The Victorian era. Victorian London was full of cesspits-large tanks where sewage from each house was collected and cleaned out regularly. The tanks were often located beneath people’s houses or behind them in open pools. The pits weren’t well insulated and often leaked into basements and ground floors, and the contents of the cesspits were sometimes carried through people’s houses when they were cleaned out. People who didn’t have cesspits used chamber pots to go to the bathroom, and they regularly emptied the pots by throwing the contents out the window. It was considered a fairly normal occurrence to have the contents of a chamber pot land on one’s head while out walking or shopping.

Colonial times.

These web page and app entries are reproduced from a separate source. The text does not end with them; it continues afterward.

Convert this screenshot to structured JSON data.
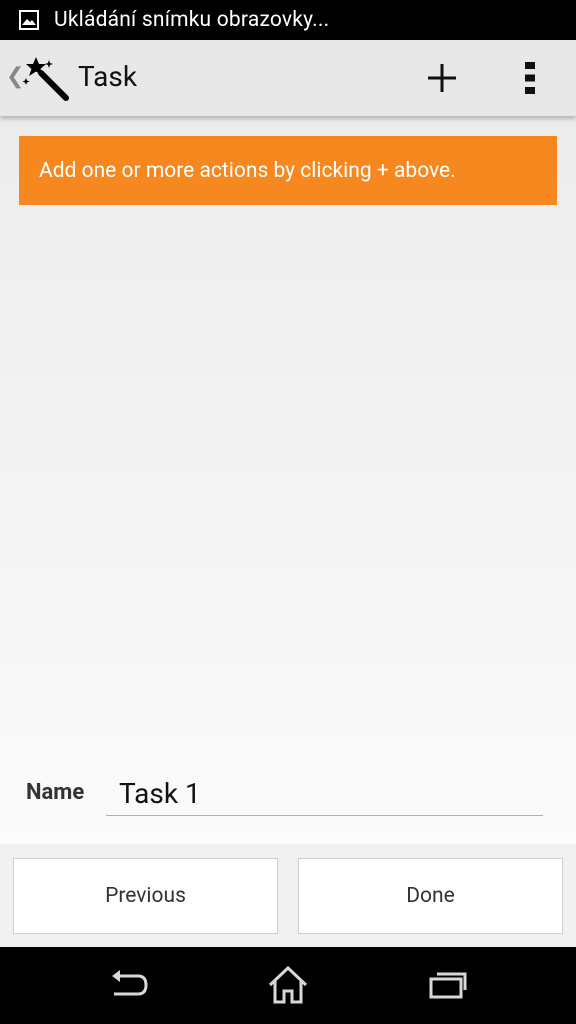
{
  "status_bar": {
    "notification_icon": "image-icon",
    "text": "Ukládání snímku obrazovky..."
  },
  "action_bar": {
    "title": "Task",
    "app_icon": "magic-wand-icon",
    "add_icon": "plus-icon",
    "overflow_icon": "overflow-menu-icon"
  },
  "hint": {
    "text": "Add one or more actions by clicking + above."
  },
  "form": {
    "name_label": "Name",
    "name_value": "Task 1"
  },
  "buttons": {
    "previous": "Previous",
    "done": "Done"
  },
  "nav_bar": {
    "back_icon": "back-icon",
    "home_icon": "home-icon",
    "recent_icon": "recent-apps-icon"
  },
  "colors": {
    "accent": "#f7871f",
    "action_bar_bg": "#e8e8e8",
    "status_bar_bg": "#000000"
  }
}
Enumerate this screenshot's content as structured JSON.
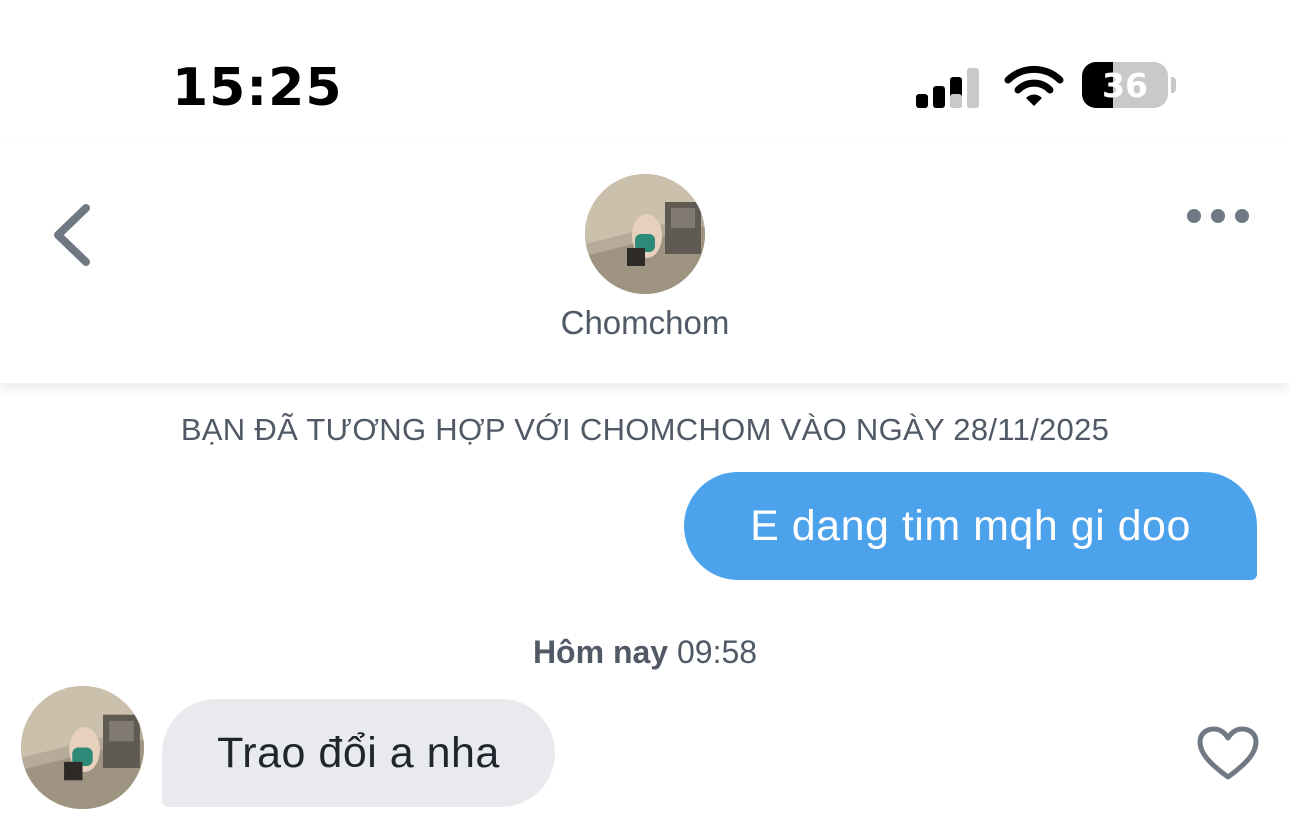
{
  "status_bar": {
    "time": "15:25",
    "battery_level": "36",
    "battery_fraction": 0.36,
    "icons": [
      "cellular-signal-icon",
      "wifi-icon",
      "battery-icon"
    ]
  },
  "header": {
    "contact_name": "Chomchom",
    "back_icon": "chevron-left-icon",
    "more_icon": "more-horizontal-icon"
  },
  "chat": {
    "match_notice": "BẠN ĐÃ TƯƠNG HỢP VỚI CHOMCHOM VÀO NGÀY 28/11/2025",
    "messages": [
      {
        "direction": "outgoing",
        "text": "E dang tim mqh gi doo"
      },
      {
        "direction": "incoming",
        "text": "Trao đổi a nha"
      }
    ],
    "timestamp": {
      "day": "Hôm nay",
      "time": "09:58"
    },
    "like_icon": "heart-outline-icon"
  },
  "colors": {
    "outgoing_bubble": "#4ca3ec",
    "incoming_bubble": "#e9eaee",
    "secondary_text": "#505965",
    "icon_gray": "#6f7883"
  }
}
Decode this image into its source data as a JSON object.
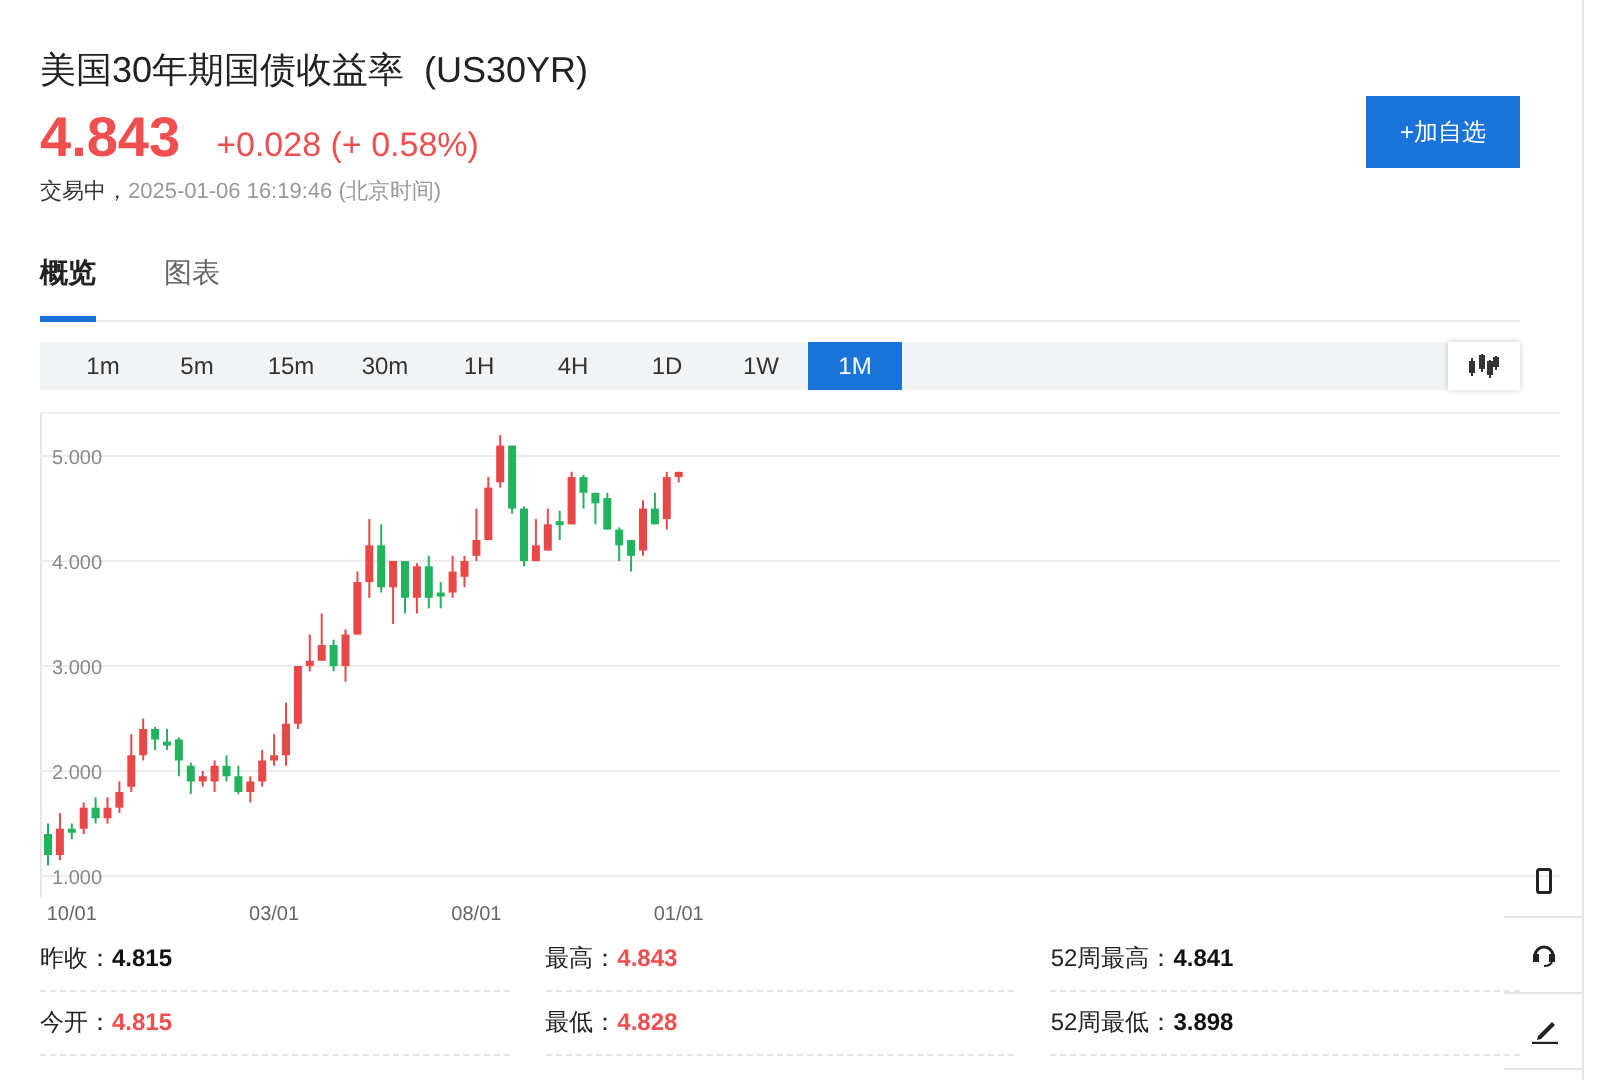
{
  "header": {
    "title": "美国30年期国债收益率  (US30YR)",
    "price": "4.843",
    "change": "+0.028 (+ 0.58%)",
    "status": "交易中，",
    "time": "2025-01-06 16:19:46 (北京时间)",
    "watch_button": "+加自选"
  },
  "tabs": [
    {
      "label": "概览",
      "selected": true
    },
    {
      "label": "图表",
      "selected": false
    }
  ],
  "intervals": [
    {
      "label": "1m",
      "selected": false
    },
    {
      "label": "5m",
      "selected": false
    },
    {
      "label": "15m",
      "selected": false
    },
    {
      "label": "30m",
      "selected": false
    },
    {
      "label": "1H",
      "selected": false
    },
    {
      "label": "4H",
      "selected": false
    },
    {
      "label": "1D",
      "selected": false
    },
    {
      "label": "1W",
      "selected": false
    },
    {
      "label": "1M",
      "selected": true
    }
  ],
  "chart": {
    "chart_data": {
      "type": "candlestick",
      "categories": [
        null,
        null,
        "10/01",
        null,
        null,
        null,
        null,
        null,
        null,
        null,
        null,
        null,
        null,
        null,
        null,
        null,
        null,
        null,
        null,
        "03/01",
        null,
        null,
        null,
        null,
        null,
        null,
        null,
        null,
        null,
        null,
        null,
        null,
        null,
        null,
        null,
        null,
        "08/01",
        null,
        null,
        null,
        null,
        null,
        null,
        null,
        null,
        null,
        null,
        null,
        null,
        null,
        null,
        null,
        null,
        "01/01"
      ],
      "ylim": [
        0.79,
        5.42
      ],
      "grid": true,
      "ohlc": [
        [
          1.4,
          1.5,
          1.1,
          1.2
        ],
        [
          1.2,
          1.6,
          1.15,
          1.45
        ],
        [
          1.45,
          1.5,
          1.35,
          1.42
        ],
        [
          1.45,
          1.7,
          1.4,
          1.65
        ],
        [
          1.65,
          1.75,
          1.5,
          1.55
        ],
        [
          1.55,
          1.75,
          1.5,
          1.65
        ],
        [
          1.65,
          1.9,
          1.6,
          1.8
        ],
        [
          1.85,
          2.35,
          1.8,
          2.15
        ],
        [
          2.15,
          2.5,
          2.1,
          2.4
        ],
        [
          2.4,
          2.42,
          2.2,
          2.3
        ],
        [
          2.28,
          2.4,
          2.2,
          2.25
        ],
        [
          2.3,
          2.32,
          1.95,
          2.1
        ],
        [
          2.05,
          2.08,
          1.78,
          1.9
        ],
        [
          1.9,
          2.0,
          1.85,
          1.95
        ],
        [
          1.9,
          2.1,
          1.8,
          2.05
        ],
        [
          2.05,
          2.15,
          1.9,
          1.95
        ],
        [
          1.95,
          2.05,
          1.78,
          1.8
        ],
        [
          1.8,
          1.95,
          1.7,
          1.9
        ],
        [
          1.9,
          2.2,
          1.85,
          2.1
        ],
        [
          2.1,
          2.35,
          2.05,
          2.15
        ],
        [
          2.15,
          2.65,
          2.05,
          2.45
        ],
        [
          2.45,
          3.0,
          2.4,
          3.0
        ],
        [
          3.0,
          3.3,
          2.95,
          3.05
        ],
        [
          3.05,
          3.5,
          3.05,
          3.2
        ],
        [
          3.2,
          3.25,
          2.95,
          3.0
        ],
        [
          3.0,
          3.35,
          2.85,
          3.3
        ],
        [
          3.3,
          3.9,
          3.3,
          3.8
        ],
        [
          3.8,
          4.4,
          3.65,
          4.15
        ],
        [
          4.15,
          4.35,
          3.7,
          3.75
        ],
        [
          3.75,
          4.0,
          3.4,
          4.0
        ],
        [
          4.0,
          4.0,
          3.5,
          3.65
        ],
        [
          3.65,
          3.98,
          3.5,
          3.95
        ],
        [
          3.95,
          4.05,
          3.55,
          3.65
        ],
        [
          3.7,
          3.8,
          3.55,
          3.68
        ],
        [
          3.7,
          4.05,
          3.65,
          3.9
        ],
        [
          3.85,
          4.05,
          3.75,
          4.0
        ],
        [
          4.05,
          4.5,
          4.0,
          4.2
        ],
        [
          4.2,
          4.8,
          4.2,
          4.7
        ],
        [
          4.75,
          5.2,
          4.7,
          5.1
        ],
        [
          5.1,
          5.1,
          4.45,
          4.5
        ],
        [
          4.5,
          4.52,
          3.95,
          4.0
        ],
        [
          4.0,
          4.4,
          4.0,
          4.15
        ],
        [
          4.1,
          4.5,
          4.1,
          4.35
        ],
        [
          4.38,
          4.48,
          4.2,
          4.35
        ],
        [
          4.35,
          4.85,
          4.35,
          4.8
        ],
        [
          4.8,
          4.82,
          4.5,
          4.65
        ],
        [
          4.65,
          4.65,
          4.35,
          4.55
        ],
        [
          4.6,
          4.65,
          4.3,
          4.3
        ],
        [
          4.3,
          4.32,
          4.0,
          4.15
        ],
        [
          4.2,
          4.2,
          3.9,
          4.05
        ],
        [
          4.1,
          4.58,
          4.05,
          4.5
        ],
        [
          4.5,
          4.65,
          4.35,
          4.35
        ],
        [
          4.4,
          4.85,
          4.3,
          4.8
        ],
        [
          4.8,
          4.85,
          4.75,
          4.85
        ]
      ],
      "yticks": [
        {
          "value": 5,
          "label": "5.000"
        },
        {
          "value": 4,
          "label": "4.000"
        },
        {
          "value": 3,
          "label": "3.000"
        },
        {
          "value": 2,
          "label": "2.000"
        },
        {
          "value": 1,
          "label": "1.000"
        }
      ]
    }
  },
  "stats": [
    {
      "label": "昨收：",
      "value": "4.815",
      "color": "#111111"
    },
    {
      "label": "最高：",
      "value": "4.843",
      "color": "#f04f4f"
    },
    {
      "label": "52周最高：",
      "value": "4.841",
      "color": "#111111"
    },
    {
      "label": "今开：",
      "value": "4.815",
      "color": "#f04f4f"
    },
    {
      "label": "最低：",
      "value": "4.828",
      "color": "#f04f4f"
    },
    {
      "label": "52周最低：",
      "value": "3.898",
      "color": "#111111"
    }
  ]
}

During the beginning of the American colonial period, settlements were small and precarious and they struggled for survival. Colonists were often unprepared for the harsh conditions of the new continent and the hostile welcome from the natives. In such tough environments, cleanliness was not a priority.

Colonial Jamestown, an important early American settlement, was built in an island surrounded by swamplands. The settlers originally planned to trade with natives for fresh water and food, but the natives were hostile and not always willing to trade. So the colonists were forced to drink brackish water from the swamp, which made many of the people extremely sick. Dysentery is a messy disease involving explosive diarrhea and vomiting and it’s likely that Jamestown was not a particularly clean place when most of its inhabitants came down with it. Around the same time, Jamestown entered a period of famine so most people were dying of either dysentery or hunger. With all the diarrhea, vomiting and dying going around in Jamestown, chances are the town and its inhabitants didn’t smell very good.

The Ancient Egyptians. The Ancient Egyptians shaved their heads so they wouldn’t get lice-then wore wigs to make it look like they still had hair. But just because they had shaved heads didn’t mean they were clean. They put wax cones filled with perfume on top of their wigs, and as the wax melted during the day, they were always surrounded by sweet smells. Of course, their heads were also covered in wax by the end of the day.